▶ _Requirement_
List each line of the data that holds the word "HTTP".

Data excerpts:
◆ ◆ ◆ ◆ ◆ ◆ ◆

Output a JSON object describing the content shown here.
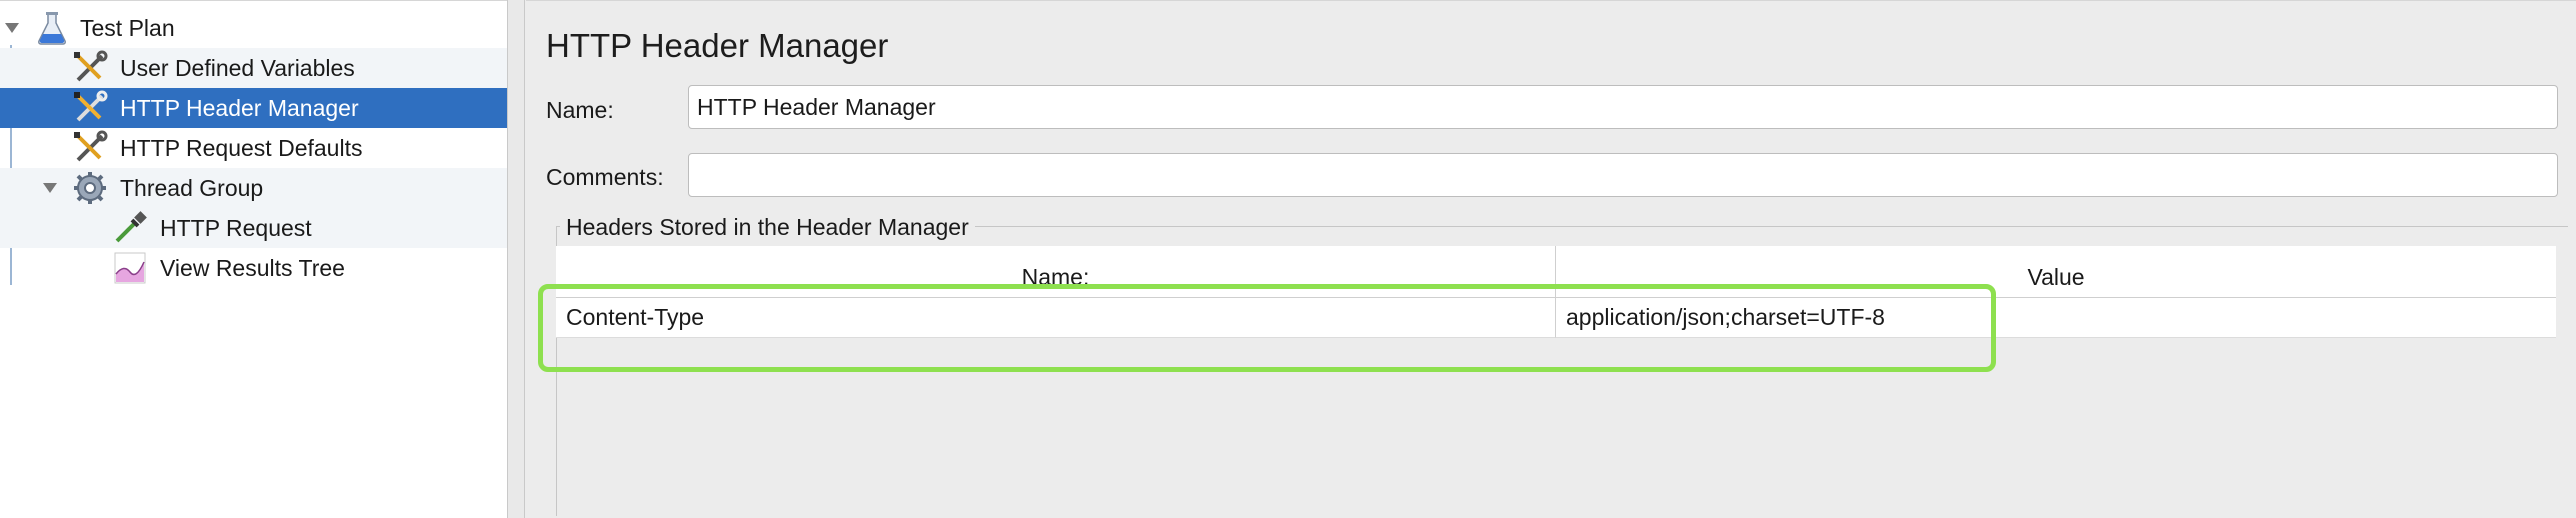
{
  "tree": {
    "items": [
      {
        "label": "Test Plan",
        "icon": "flask-icon",
        "expanded": true
      },
      {
        "label": "User Defined Variables",
        "icon": "wrench-screwdriver-icon"
      },
      {
        "label": "HTTP Header Manager",
        "icon": "wrench-screwdriver-icon",
        "selected": true
      },
      {
        "label": "HTTP Request Defaults",
        "icon": "wrench-screwdriver-icon"
      },
      {
        "label": "Thread Group",
        "icon": "gear-icon",
        "expanded": true
      },
      {
        "label": "HTTP Request",
        "icon": "pipette-icon"
      },
      {
        "label": "View Results Tree",
        "icon": "chart-icon"
      }
    ]
  },
  "editor": {
    "title": "HTTP Header Manager",
    "name_label": "Name:",
    "name_value": "HTTP Header Manager",
    "comments_label": "Comments:",
    "comments_value": "",
    "group_title": "Headers Stored in the Header Manager",
    "table": {
      "columns": [
        "Name:",
        "Value"
      ],
      "rows": [
        {
          "name": "Content-Type",
          "value": "application/json;charset=UTF-8"
        }
      ]
    }
  },
  "colors": {
    "selection": "#2f6fc0",
    "highlight": "#8ee04f"
  }
}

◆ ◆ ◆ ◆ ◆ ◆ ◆

▶ _Answer box_
        "label": "HTTP Header Manager",
        "label": "HTTP Request Defaults",
        "label": "HTTP Request",
    "title": "HTTP Header Manager",
    "name_value": "HTTP Header Manager",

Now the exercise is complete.